For man, being faithful always entails the decision to say "yes", and to renew whenever needed, whenever possible. Fidelity requires bolstering this decision with the only force that cold make it thrive and grow: love. In our relationship with the Lord, being his requires renewing this decision time and again, and making the love of God--not even ours--as the foundation of this decision. This is the same in every human relationship that is made to last. Being faithful to one's spouse means affirming this decision to love steadfastly whenever it is precisely needed. This goes as well for those who had consecrated themselves especially to the love of God, whether in the priesthood, in the religious life, or in the apostolate.
Being conscious of the good news that God is faithful allows us to live on this fidelity, and be faithful ourselves. In the gospel we hear precious words coming from Peter: Master, to whom shall we go?
You have the words of eternal life.We have come to believe and are convinced that you are the Holy One of God.” One proof of God's faithfulness is that he gives us the words of eternal life. The mystery of divine life is not closed to man; in Jesus Christ it is accessible, and only sin is the barrier that impedes the life of God from entering into us.

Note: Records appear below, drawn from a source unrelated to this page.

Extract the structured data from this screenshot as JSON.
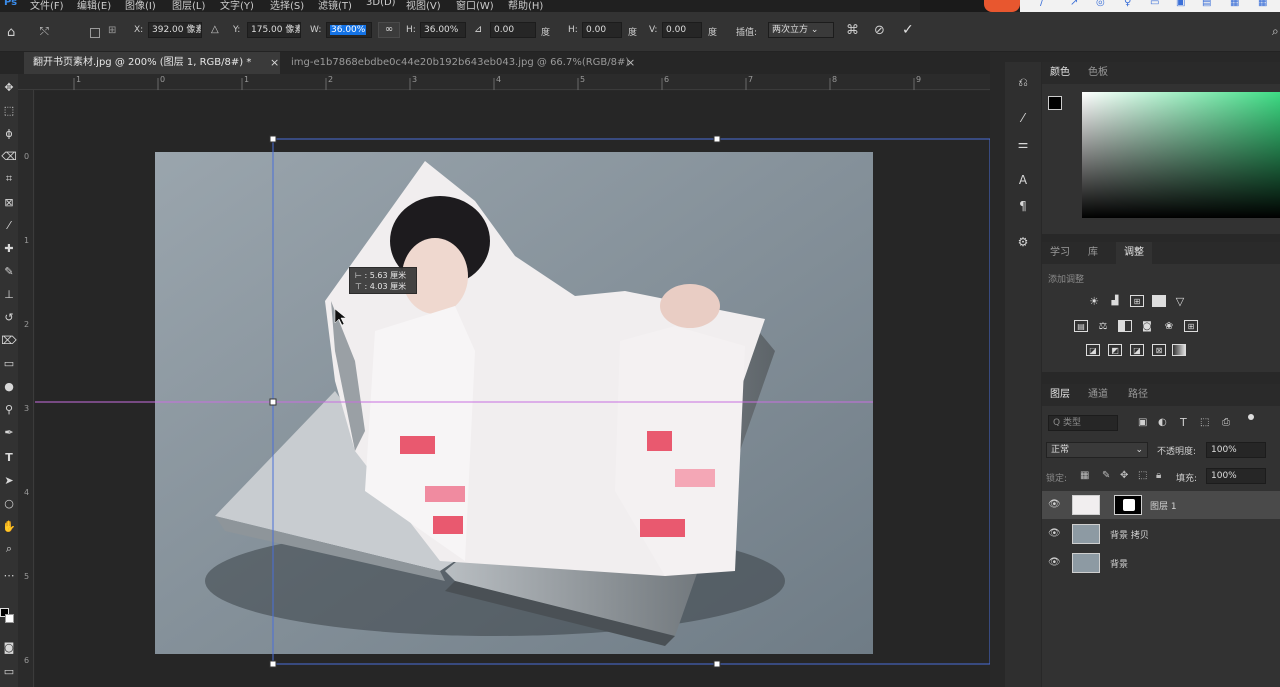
{
  "menu": [
    "文件(F)",
    "编辑(E)",
    "图像(I)",
    "图层(L)",
    "文字(Y)",
    "选择(S)",
    "滤镜(T)",
    "3D(D)",
    "视图(V)",
    "窗口(W)",
    "帮助(H)"
  ],
  "options": {
    "x_label": "X:",
    "x_value": "392.00 像素",
    "y_label": "Y:",
    "y_value": "175.00 像素",
    "w_label": "W:",
    "w_value": "36.00%",
    "h_label": "H:",
    "h_value": "36.00%",
    "angle_value": "0.00",
    "angle_unit": "度",
    "hskew_label": "H:",
    "hskew_value": "0.00",
    "hskew_unit": "度",
    "vskew_label": "V:",
    "vskew_value": "0.00",
    "vskew_unit": "度",
    "interp_label": "插值:",
    "interp_value": "两次立方"
  },
  "tabs": [
    {
      "title": "翻开书页素材.jpg @ 200% (图层 1, RGB/8#) *",
      "close": "×",
      "active": true
    },
    {
      "title": "img-e1b7868ebdbe0c44e20b192b643eb043.jpg @ 66.7%(RGB/8#)",
      "close": "×",
      "active": false
    }
  ],
  "ruler_top": [
    "1",
    "0",
    "1",
    "2",
    "3",
    "4",
    "5",
    "6",
    "7",
    "8",
    "9"
  ],
  "ruler_left": [
    "0",
    "1",
    "2",
    "3",
    "4",
    "5",
    "6"
  ],
  "measure_tooltip": {
    "line1": "⊢ : 5.63 厘米",
    "line2": "⊤ : 4.03 厘米"
  },
  "color_panel": {
    "tabs": [
      "颜色",
      "色板"
    ],
    "gradient_color": "#3ddc84"
  },
  "adjust_panel": {
    "tabs": [
      "学习",
      "库",
      "调整"
    ],
    "title": "添加调整"
  },
  "layers_panel": {
    "tabs": [
      "图层",
      "通道",
      "路径"
    ],
    "filter_placeholder": "Q 类型",
    "blend_mode": "正常",
    "opacity_label": "不透明度:",
    "opacity_value": "100%",
    "lock_label": "锁定:",
    "fill_label": "填充:",
    "fill_value": "100%",
    "layers": [
      {
        "name": "图层 1",
        "selected": true
      },
      {
        "name": "背景 拷贝",
        "selected": false
      },
      {
        "name": "背景",
        "selected": false
      }
    ]
  },
  "colors": {
    "accent": "#1473e6",
    "selection": "#4a6fd8",
    "guide": "#c86ee0"
  }
}
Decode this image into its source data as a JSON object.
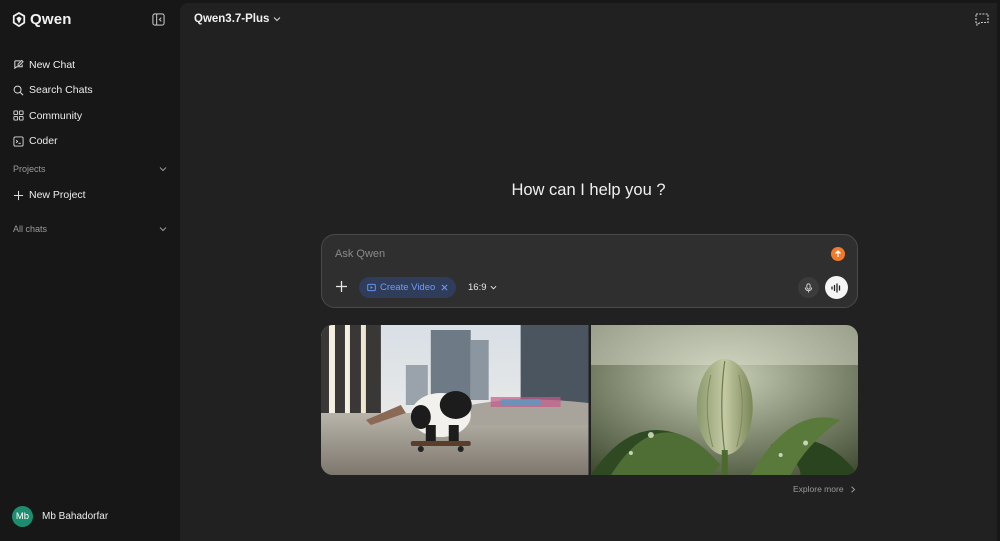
{
  "brand": {
    "name": "Qwen"
  },
  "sidebar": {
    "nav": [
      {
        "label": "New Chat",
        "icon": "new-chat-icon"
      },
      {
        "label": "Search Chats",
        "icon": "search-icon"
      },
      {
        "label": "Community",
        "icon": "grid-icon"
      },
      {
        "label": "Coder",
        "icon": "terminal-icon"
      }
    ],
    "projects_label": "Projects",
    "new_project_label": "New Project",
    "all_chats_label": "All chats"
  },
  "user": {
    "initials": "Mb",
    "name": "Mb Bahadorfar",
    "avatar_color": "#1e8c6e"
  },
  "header": {
    "model": "Qwen3.7-Plus"
  },
  "main": {
    "heading": "How can I help you ?",
    "composer": {
      "placeholder": "Ask Qwen",
      "chip_label": "Create Video",
      "aspect_ratio": "16:9"
    },
    "gallery": [
      {
        "subject": "panda riding a skateboard in a city skatepark"
      },
      {
        "subject": "flower bud with dew drops"
      }
    ],
    "explore_label": "Explore more"
  },
  "colors": {
    "accent": "#f07a2a",
    "chip_text": "#6f9bff",
    "background": "#212121",
    "sidebar": "#171717"
  }
}
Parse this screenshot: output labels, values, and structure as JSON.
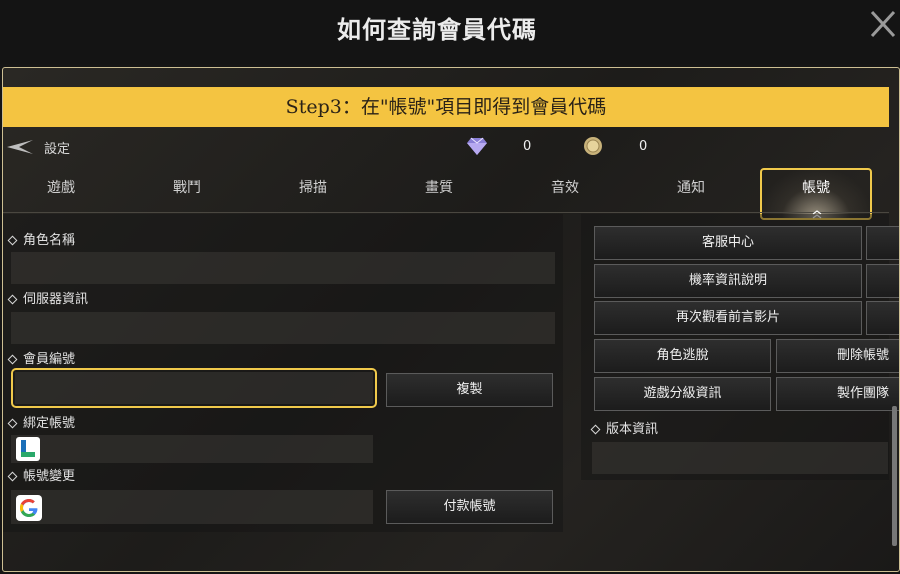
{
  "window": {
    "title": "如何查詢會員代碼"
  },
  "banner": {
    "text": "Step3：在\"帳號\"項目即得到會員代碼"
  },
  "status": {
    "settings_label": "設定",
    "diamond_count": "0",
    "coin_count": "0"
  },
  "tabs": [
    {
      "label": "遊戲"
    },
    {
      "label": "戰鬥"
    },
    {
      "label": "掃描"
    },
    {
      "label": "畫質"
    },
    {
      "label": "音效"
    },
    {
      "label": "通知"
    },
    {
      "label": "帳號",
      "active": true
    }
  ],
  "account": {
    "character_name_label": "角色名稱",
    "character_name_value": "",
    "server_info_label": "伺服器資訊",
    "server_info_value": "",
    "member_id_label": "會員編號",
    "member_id_value": "",
    "copy_button": "複製",
    "bound_account_label": "綁定帳號",
    "bound_account_value": "",
    "change_account_label": "帳號變更",
    "change_account_value": "",
    "payment_account_button": "付款帳號"
  },
  "right_menu": {
    "customer_service": "客服中心",
    "probability_info": "機率資訊說明",
    "rewatch_prologue": "再次觀看前言影片",
    "character_escape": "角色逃脫",
    "delete_account": "刪除帳號",
    "game_rating_info": "遊戲分級資訊",
    "production_team": "製作團隊",
    "version_info_label": "版本資訊",
    "version_info_value": ""
  },
  "icons": {
    "close": "close-icon",
    "back": "back-arrow-icon",
    "diamond": "diamond-icon",
    "coin": "coin-icon",
    "bind": "line-icon",
    "google": "google-icon"
  },
  "colors": {
    "highlight": "#f0c94b",
    "banner": "#f4c441",
    "frame_border": "#cdbf93"
  }
}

With the divine life of grace pulsating within us, we become like God himself, and become faithful as he is. Divine fidelity is translated in our life in the way we give ourselves unreservedly to good, in loving others as they should be loved. In the Second Reading we hear the words of the Apostle Paul: Be subordinate to one another out of reverence for Christ. Man's love become purified of its selfishness, because it begins to be strengthen by divine love. This is the blessing of those who strive to be faithful to God: they become stronger in loving others in the way these should be loved. Let's pray that all married couples, all consecrated persons may love in this way.